With the recent announcement of “Red Dead Redemption 2” by Rockstar Games earlier this week, it has got me thinking about how video games should be announced and marketed. Rockstar had very little trouble getting the gaming-sphere excited just by tweeting two textless images (over 420K likes combined) before the announcement of a reveal trailer. At the time of writing, all we know is that “RDR2” is due for a fFall 2017 release, but I argue that that is more than enough time to promote the game.
Modern video game culture is built on hype. At any given moment in the comment section of a gaming site, there are people talking about being excited for an upcoming game, talking about how great the game they are playing is or, commonly, talking about how a game was a let-down and didn’t live up to their expectations.
Over the years, Japanese role-playing games, or JRPGs, have made their way into the American gaming space with many titles, gaining almost as much popularity in America as they did in Japan. Many JRPGs have a unique twist on the RPG formula that has made for a variety of interesting and influential games that have become iconic and nostalgic to many gamers. Here is a list of a few of the essential JRPGs for those who enjoy the genre.
“Gone Home” is a game that certainly isn’t for everyone. Its focus on storytelling over gameplay and its short length may turn some away, but those who find themselves lost in the game’s story will be in for a fantastic experience.

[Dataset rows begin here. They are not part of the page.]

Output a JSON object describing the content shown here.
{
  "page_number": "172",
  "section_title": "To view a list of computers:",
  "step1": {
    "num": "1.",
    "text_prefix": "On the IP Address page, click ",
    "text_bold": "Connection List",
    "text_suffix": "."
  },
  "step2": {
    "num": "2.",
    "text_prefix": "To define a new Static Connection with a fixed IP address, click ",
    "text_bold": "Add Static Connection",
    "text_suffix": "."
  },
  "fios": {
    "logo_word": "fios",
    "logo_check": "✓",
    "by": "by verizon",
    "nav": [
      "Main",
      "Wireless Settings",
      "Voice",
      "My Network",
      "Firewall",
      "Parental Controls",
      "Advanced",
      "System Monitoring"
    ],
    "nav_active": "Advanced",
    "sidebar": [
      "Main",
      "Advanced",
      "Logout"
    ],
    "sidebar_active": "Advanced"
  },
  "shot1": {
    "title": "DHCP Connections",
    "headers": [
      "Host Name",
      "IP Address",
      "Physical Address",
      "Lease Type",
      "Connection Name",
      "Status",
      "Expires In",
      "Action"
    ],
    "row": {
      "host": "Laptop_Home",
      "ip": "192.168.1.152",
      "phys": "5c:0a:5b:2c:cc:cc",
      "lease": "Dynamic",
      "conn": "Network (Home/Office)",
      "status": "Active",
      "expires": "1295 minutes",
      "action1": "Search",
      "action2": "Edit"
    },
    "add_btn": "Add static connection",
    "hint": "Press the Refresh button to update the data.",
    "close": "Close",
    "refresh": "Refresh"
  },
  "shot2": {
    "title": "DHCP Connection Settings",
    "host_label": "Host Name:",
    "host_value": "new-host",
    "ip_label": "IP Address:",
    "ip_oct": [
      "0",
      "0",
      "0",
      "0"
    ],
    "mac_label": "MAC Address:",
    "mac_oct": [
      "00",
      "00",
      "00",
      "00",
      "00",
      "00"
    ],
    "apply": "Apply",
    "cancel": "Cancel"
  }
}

Fourteen years after the release of the original game, the new “Ratchet and Clank” PS4 reboot proves that PS2-era platformers still have a place in modern gaming through sharp game-play, clever writing and beautiful graphics.
Josh Hamrick, senior systems designer for Bethesda's "Fallout 4," talked to The Daily Gamecock about his experience with game design and gave tips for aspiring designers. In addition to working on one of the Polygon's Games of the Year, Hamrick also worked for Bungie on blockbuster titles “Halo: Reach” and “Destiny.”
The International Comic Arts Forum will hold their 18th annual conference at the Inn at USC Wyndham Garden this weekend from April 14 to 16.